TASK OBJECTIVE:
When a record holds a picture, leave the picture out and copy everything else exactly.

SOURCE DATA:
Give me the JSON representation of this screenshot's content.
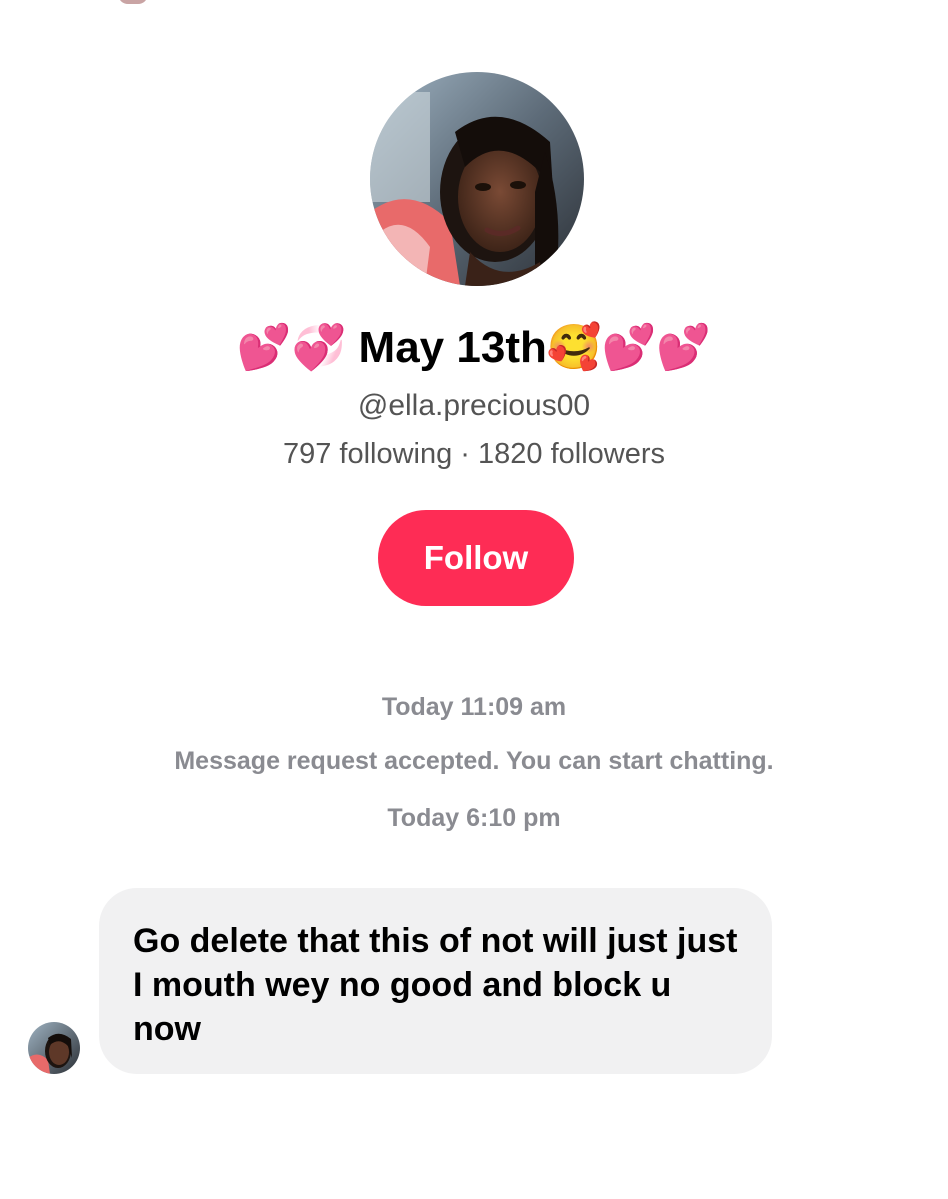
{
  "profile": {
    "display_name": "💕💞 May 13th🥰💕💕",
    "username": "@ella.precious00",
    "following_count": "797",
    "following_label": "following",
    "separator": " · ",
    "followers_count": "1820",
    "followers_label": "followers",
    "avatar_icon": "profile-photo"
  },
  "actions": {
    "follow_label": "Follow"
  },
  "chat": {
    "timestamp_1": "Today 11:09 am",
    "system_message": "Message request accepted. You can start chatting.",
    "timestamp_2": "Today 6:10 pm",
    "messages": [
      {
        "text": "Go delete that this of not will just just I mouth wey no good and block u now"
      }
    ]
  },
  "colors": {
    "accent": "#fe2c55",
    "bubble_bg": "#f1f1f2",
    "muted_text": "#8a8b91",
    "secondary_text": "#545454"
  }
}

ANSWER TO THE EXERCISE:
Give me the JSON representation of this screenshot's content.
{
  "profile": {
    "display_name": "💕💞 May 13th🥰💕💕",
    "username": "@ella.precious00",
    "following_count": "797",
    "following_label": "following",
    "separator": " · ",
    "followers_count": "1820",
    "followers_label": "followers",
    "avatar_icon": "profile-photo"
  },
  "actions": {
    "follow_label": "Follow"
  },
  "chat": {
    "timestamp_1": "Today 11:09 am",
    "system_message": "Message request accepted. You can start chatting.",
    "timestamp_2": "Today 6:10 pm",
    "messages": [
      {
        "text": "Go delete that this of not will just just I mouth wey no good and block u now"
      }
    ]
  },
  "colors": {
    "accent": "#fe2c55",
    "bubble_bg": "#f1f1f2",
    "muted_text": "#8a8b91",
    "secondary_text": "#545454"
  }
}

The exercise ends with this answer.